“It is also important to provide subsidies to support women willing to engage in agriculture, to organise trainings for those looking to start small businesses, to provide them with access to financing with favourable interest rates, and ensure a secured buy-off of agricultural products,” says Karavelić.
Another meat industry, Mi-Trivas from Prnjavor, has recognised the importance of women, employing 49 in this company, out of a total of 90 workers. Deputy director of Mi-Trivas Jelena Vasić says that women hold almost all managerial posts in this company, thanks to their commitment, potential and determination to integrate into business community.
“If we look at the engagement of women in rural households in the past, before they were integrated into entrepreneurial community, we come to the conclusion that their role has always been essential in the agricultural setting. Greater integration through business community has only shed light on and showcased their abilities, possibilities and potential”, believes Vasić.
This woman entrepreneur from Prnjavor also chose to follow her family’s business path where women have been involved in production processes since the establishment of the company in 2001 until today.
“I speak from my experience when I say that women are a great driving force for the development of a family business, since by their very nature they are determined to preserve and advance a family setting – and this is largely translated into business environment,” said Vasić.
Today, Mi-Trivas is a modern-equipped meat industry that can fully meet the demands of customers and today’s market. In order to maintain the quality of production, Vasić admits that she often faces difficulties as a woman supervising a large work team.
“Work-life balance is a major challenge for women as their full engagement is required in any of these settings. Problems are inevitable in doing business, but if you have certain goals and a good and diligent team, you will overcome obstacles more easily and will be more motivated for further work. Overcoming challenges in work and life gives a person a great deal of security, satisfaction, motivation and desire to keep going,” said Vasić.
Out of the total number of registered owners of farms in the rural areas of Prnjavor, Vasić says that only 10 percent are women owners of farms and beneficiaries of incentives. This local community strives through certain subsidies to help empower women in agriculture, and Vasić hopes that in the future as many women as possible will dare to start their own businesses in agriculture.
Challenges faced by both Vasić and Karavelić inevitably include migrations of working age population from the country, insufficient resources of basic raw materials on the domestic market, constant growth in the cost of energy and raw materials, and poor subsidies for primary production and the processing industry.
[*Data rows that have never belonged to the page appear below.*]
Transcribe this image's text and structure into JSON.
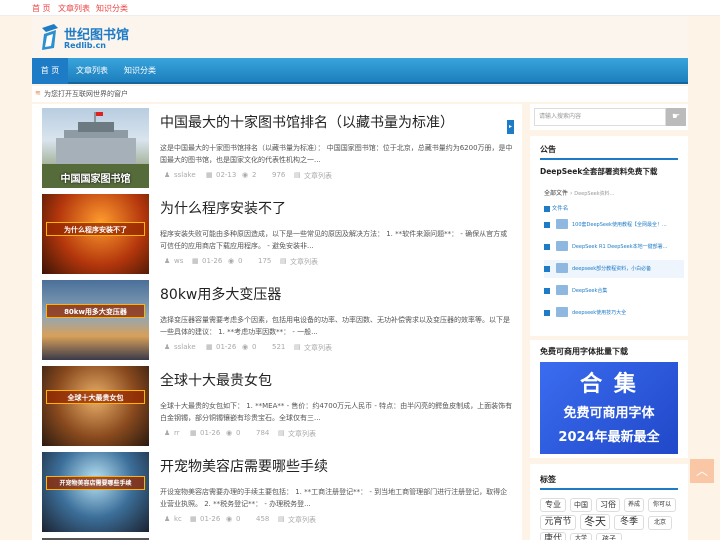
{
  "topbar": {
    "items": [
      "首 页",
      "文章列表",
      "知识分类"
    ]
  },
  "logo": {
    "title": "世纪图书馆",
    "subtitle": "Redlib.cn"
  },
  "nav": {
    "items": [
      "首 页",
      "文章列表",
      "知识分类"
    ]
  },
  "notice": {
    "text": "为您打开互联网世界的窗户"
  },
  "posts": [
    {
      "title": "中国最大的十家图书馆排名（以藏书量为标准）",
      "excerpt": "这是中国最大的十家图书馆排名（以藏书量为标准）： 中国国家图书馆：位于北京，总藏书量约为6200万册，是中国最大的图书馆，也是国家文化的代表性机构之一...",
      "author": "sslake",
      "date": "02-13",
      "comments": "2",
      "views": "976",
      "category": "文章列表",
      "thumb_caption": "中国国家图书馆"
    },
    {
      "title": "为什么程序安装不了",
      "excerpt": "程序安装失败可能由多种原因造成，以下是一些常见的原因及解决方法： 1. **软件来源问题**： - 确保从官方或可信任的应用商店下载应用程序。 - 避免安装非...",
      "author": "ws",
      "date": "01-26",
      "comments": "0",
      "views": "175",
      "category": "文章列表",
      "thumb_caption": "为什么程序安装不了"
    },
    {
      "title": "80kw用多大变压器",
      "excerpt": "选择变压器容量需要考虑多个因素，包括用电设备的功率、功率因数、无功补偿需求以及变压器的效率等。以下是一些具体的建议： 1. **考虑功率因数**： - 一般...",
      "author": "sslake",
      "date": "01-26",
      "comments": "0",
      "views": "521",
      "category": "文章列表",
      "thumb_caption": "80kw用多大变压器"
    },
    {
      "title": "全球十大最贵女包",
      "excerpt": "全球十大最贵的女包如下： 1. **MEA** - 售价：约4700万元人民币 - 特点：由半闪亮的鳄鱼皮制成，上面装饰有白金钢镯，部分铜镯镶嵌有珍贵宝石。全球仅有三...",
      "author": "rr",
      "date": "01-26",
      "comments": "0",
      "views": "784",
      "category": "文章列表",
      "thumb_caption": "全球十大最贵女包"
    },
    {
      "title": "开宠物美容店需要哪些手续",
      "excerpt": "开设宠物美容店需要办理的手续主要包括： 1. **工商注册登记**： - 到当地工商管理部门进行注册登记，取得企业营业执照。 2. **税务登记**： - 办理税务登...",
      "author": "kc",
      "date": "01-26",
      "comments": "0",
      "views": "458",
      "category": "文章列表",
      "thumb_caption": "开宠物美容店需要哪些手续"
    }
  ],
  "sidebar": {
    "search_placeholder": "请输入搜索内容",
    "announce_title": "公告",
    "announce_headline": "DeepSeek全套部署资料免费下载",
    "file_root": "全部文件",
    "file_path": "DeepSeek资料...",
    "file_header": "文件名",
    "files": [
      "100套DeepSeek使用教程【全网最全！...",
      "DeepSeek R1 DeepSeek本地一键部署...",
      "deepseek部分教程资料，小白必备",
      "DeepSeek合集",
      "deepseek使用技巧大全"
    ],
    "font_title": "免费可商用字体批量下载",
    "font_banner": [
      "合 集",
      "免费可商用字体",
      "2024年最新最全"
    ],
    "tags_title": "标签",
    "tags": [
      "专业",
      "中国",
      "习俗",
      "养成",
      "你可以",
      "元宵节",
      "冬天",
      "冬季",
      "北京",
      "唐代",
      "大学",
      "孩子"
    ]
  },
  "colors": {
    "accent": "#1e7bc6",
    "nav": "#2a90d0",
    "background": "#fdf3e6"
  }
}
Yet, they believe that Bosnia and Herzegovina can provide greater assistance through subsidies, incentives and secured buy-off so that domestic producers are more competitive on the market.
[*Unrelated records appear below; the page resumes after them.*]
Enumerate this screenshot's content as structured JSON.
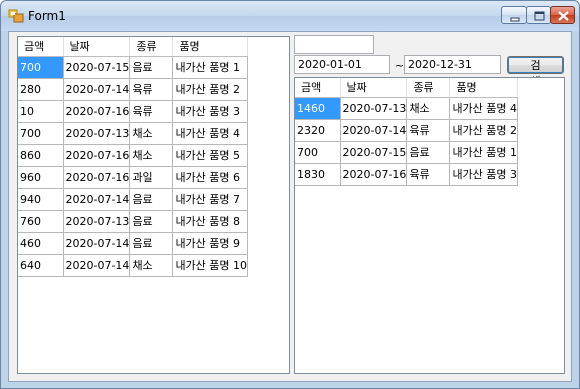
{
  "window": {
    "title": "Form1"
  },
  "left_grid": {
    "columns": [
      "금액",
      "날짜",
      "종류",
      "품명"
    ],
    "rows": [
      [
        "700",
        "2020-07-15",
        "음료",
        "내가산 품명 1"
      ],
      [
        "280",
        "2020-07-14",
        "육류",
        "내가산 품명 2"
      ],
      [
        "10",
        "2020-07-16",
        "육류",
        "내가산 품명 3"
      ],
      [
        "700",
        "2020-07-13",
        "채소",
        "내가산 품명 4"
      ],
      [
        "860",
        "2020-07-16",
        "채소",
        "내가산 품명 5"
      ],
      [
        "960",
        "2020-07-16",
        "과일",
        "내가산 품명 6"
      ],
      [
        "940",
        "2020-07-14",
        "음료",
        "내가산 품명 7"
      ],
      [
        "760",
        "2020-07-13",
        "음료",
        "내가산 품명 8"
      ],
      [
        "460",
        "2020-07-14",
        "음료",
        "내가산 품명 9"
      ],
      [
        "640",
        "2020-07-14",
        "채소",
        "내가산 품명 10"
      ]
    ]
  },
  "filter": {
    "top_textbox": "",
    "start_date": "2020-01-01",
    "separator": "~",
    "end_date": "2020-12-31",
    "search_label": "검 색"
  },
  "right_grid": {
    "columns": [
      "금액",
      "날짜",
      "종류",
      "품명"
    ],
    "rows": [
      [
        "1460",
        "2020-07-13",
        "채소",
        "내가산 품명 4"
      ],
      [
        "2320",
        "2020-07-14",
        "육류",
        "내가산 품명 2"
      ],
      [
        "700",
        "2020-07-15",
        "음료",
        "내가산 품명 1"
      ],
      [
        "1830",
        "2020-07-16",
        "육류",
        "내가산 품명 3"
      ]
    ]
  },
  "colors": {
    "selection": "#3399ff",
    "titlebar": "#c4d8ee",
    "close_button": "#c53b1c"
  }
}
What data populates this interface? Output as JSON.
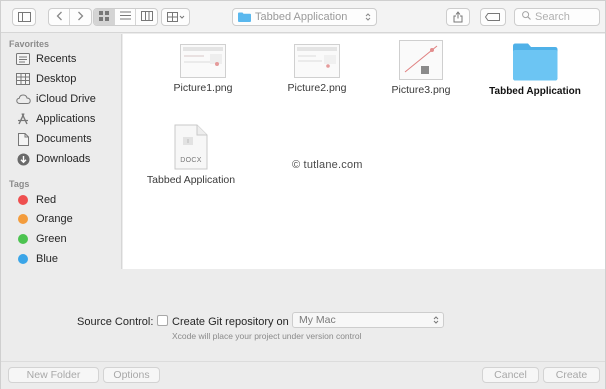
{
  "toolbar": {
    "path_label": "Tabbed Application",
    "search_placeholder": "Search"
  },
  "sidebar": {
    "favorites_heading": "Favorites",
    "favorites": [
      {
        "label": "Recents",
        "icon": "recents-icon"
      },
      {
        "label": "Desktop",
        "icon": "desktop-icon"
      },
      {
        "label": "iCloud Drive",
        "icon": "cloud-icon"
      },
      {
        "label": "Applications",
        "icon": "applications-icon"
      },
      {
        "label": "Documents",
        "icon": "documents-icon"
      },
      {
        "label": "Downloads",
        "icon": "downloads-icon"
      }
    ],
    "tags_heading": "Tags",
    "tags": [
      {
        "label": "Red",
        "color": "#ee4f4f"
      },
      {
        "label": "Orange",
        "color": "#f39c3c"
      },
      {
        "label": "Green",
        "color": "#4cc350"
      },
      {
        "label": "Blue",
        "color": "#3aa5e8"
      }
    ]
  },
  "files": [
    {
      "label": "Picture1.png",
      "kind": "image"
    },
    {
      "label": "Picture2.png",
      "kind": "image"
    },
    {
      "label": "Picture3.png",
      "kind": "image"
    },
    {
      "label": "Tabbed Application",
      "kind": "folder"
    },
    {
      "label": "Tabbed Application",
      "kind": "docx",
      "badge": "DOCX"
    }
  ],
  "watermark": "© tutlane.com",
  "options": {
    "source_control_label": "Source Control:",
    "git_checkbox_label": "Create Git repository on",
    "git_checked": false,
    "location_value": "My Mac",
    "hint": "Xcode will place your project under version control"
  },
  "footer": {
    "new_folder": "New Folder",
    "options": "Options",
    "cancel": "Cancel",
    "create": "Create"
  },
  "colors": {
    "folder_blue": "#6cc5f3",
    "sidebar_bg": "#ececec"
  }
}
The companies of these two women entrepreneurs from Visoko and Prnjavor are supported by grants through European Union Support for Agricultural Competitiveness and Rural Development in Bosnia and Herzegovina (EU4AGRI). The project is financed by the European Union, and implemented by the United Nations Development Programme (UNDP) in partnership with the Czech Development Agency.